┏━━
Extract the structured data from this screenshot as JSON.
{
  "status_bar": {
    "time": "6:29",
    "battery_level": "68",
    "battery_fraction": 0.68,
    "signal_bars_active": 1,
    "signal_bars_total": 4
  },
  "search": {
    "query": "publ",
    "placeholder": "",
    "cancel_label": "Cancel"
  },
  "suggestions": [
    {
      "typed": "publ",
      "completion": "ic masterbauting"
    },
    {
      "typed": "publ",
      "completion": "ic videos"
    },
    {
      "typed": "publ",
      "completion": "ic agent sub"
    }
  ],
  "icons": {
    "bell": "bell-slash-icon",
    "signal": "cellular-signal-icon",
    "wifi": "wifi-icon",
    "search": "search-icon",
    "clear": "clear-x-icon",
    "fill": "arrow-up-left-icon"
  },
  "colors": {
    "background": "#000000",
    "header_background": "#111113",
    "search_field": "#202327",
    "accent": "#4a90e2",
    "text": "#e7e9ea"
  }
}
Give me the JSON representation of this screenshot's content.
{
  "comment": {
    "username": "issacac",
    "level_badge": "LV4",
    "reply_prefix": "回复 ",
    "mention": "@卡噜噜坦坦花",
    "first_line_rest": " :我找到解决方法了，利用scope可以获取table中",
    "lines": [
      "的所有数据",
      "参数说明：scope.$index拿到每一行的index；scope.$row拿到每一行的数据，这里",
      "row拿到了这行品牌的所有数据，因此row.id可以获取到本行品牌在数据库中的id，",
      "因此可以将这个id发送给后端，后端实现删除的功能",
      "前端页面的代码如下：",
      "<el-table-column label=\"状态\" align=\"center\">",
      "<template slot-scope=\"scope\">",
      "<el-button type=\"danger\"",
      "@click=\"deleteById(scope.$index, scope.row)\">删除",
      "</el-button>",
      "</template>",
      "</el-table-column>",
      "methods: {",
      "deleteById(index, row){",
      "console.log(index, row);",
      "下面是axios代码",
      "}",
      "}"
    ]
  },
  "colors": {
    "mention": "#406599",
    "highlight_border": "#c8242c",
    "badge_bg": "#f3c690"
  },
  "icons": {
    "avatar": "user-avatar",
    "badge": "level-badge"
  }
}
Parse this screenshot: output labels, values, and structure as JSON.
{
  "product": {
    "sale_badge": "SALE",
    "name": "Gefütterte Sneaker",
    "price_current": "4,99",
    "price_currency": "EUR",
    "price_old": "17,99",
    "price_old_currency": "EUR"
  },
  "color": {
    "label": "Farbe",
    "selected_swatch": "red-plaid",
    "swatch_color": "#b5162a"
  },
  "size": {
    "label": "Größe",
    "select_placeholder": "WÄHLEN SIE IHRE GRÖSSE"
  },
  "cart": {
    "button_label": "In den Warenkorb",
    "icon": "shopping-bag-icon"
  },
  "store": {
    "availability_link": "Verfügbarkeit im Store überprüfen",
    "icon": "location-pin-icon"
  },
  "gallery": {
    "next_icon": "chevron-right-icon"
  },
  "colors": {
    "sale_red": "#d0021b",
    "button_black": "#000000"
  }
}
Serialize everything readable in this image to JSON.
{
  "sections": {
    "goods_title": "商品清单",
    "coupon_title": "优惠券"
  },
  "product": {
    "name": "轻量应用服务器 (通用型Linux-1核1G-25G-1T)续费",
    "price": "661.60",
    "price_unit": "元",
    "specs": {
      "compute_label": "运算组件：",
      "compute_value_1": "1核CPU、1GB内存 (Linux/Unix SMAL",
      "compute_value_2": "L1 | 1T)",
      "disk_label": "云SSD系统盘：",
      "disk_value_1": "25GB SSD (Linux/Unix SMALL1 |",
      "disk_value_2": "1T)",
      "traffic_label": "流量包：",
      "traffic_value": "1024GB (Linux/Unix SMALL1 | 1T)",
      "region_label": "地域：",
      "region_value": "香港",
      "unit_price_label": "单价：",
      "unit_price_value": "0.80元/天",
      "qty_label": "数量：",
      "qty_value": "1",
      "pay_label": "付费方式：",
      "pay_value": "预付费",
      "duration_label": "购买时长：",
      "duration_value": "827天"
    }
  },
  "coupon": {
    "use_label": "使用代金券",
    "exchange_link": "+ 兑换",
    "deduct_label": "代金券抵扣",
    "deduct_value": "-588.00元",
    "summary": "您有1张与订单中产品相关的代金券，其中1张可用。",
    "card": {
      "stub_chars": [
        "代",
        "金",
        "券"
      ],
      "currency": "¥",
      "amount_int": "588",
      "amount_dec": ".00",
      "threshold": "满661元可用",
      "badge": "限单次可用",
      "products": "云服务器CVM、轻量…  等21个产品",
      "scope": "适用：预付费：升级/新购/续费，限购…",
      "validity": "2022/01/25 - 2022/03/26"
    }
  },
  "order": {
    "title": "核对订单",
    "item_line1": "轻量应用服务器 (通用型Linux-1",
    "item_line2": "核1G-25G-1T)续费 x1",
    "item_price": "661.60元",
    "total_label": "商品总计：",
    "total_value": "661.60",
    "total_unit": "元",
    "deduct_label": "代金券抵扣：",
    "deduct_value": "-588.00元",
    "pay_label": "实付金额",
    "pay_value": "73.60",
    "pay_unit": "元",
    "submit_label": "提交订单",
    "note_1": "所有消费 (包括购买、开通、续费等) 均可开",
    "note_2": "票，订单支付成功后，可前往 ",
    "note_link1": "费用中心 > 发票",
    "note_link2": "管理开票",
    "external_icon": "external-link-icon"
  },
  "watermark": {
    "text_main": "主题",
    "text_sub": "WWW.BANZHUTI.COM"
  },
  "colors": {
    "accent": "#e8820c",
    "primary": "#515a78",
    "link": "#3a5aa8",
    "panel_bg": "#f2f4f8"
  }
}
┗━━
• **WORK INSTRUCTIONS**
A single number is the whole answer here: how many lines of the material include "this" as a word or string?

• **RESULT**
4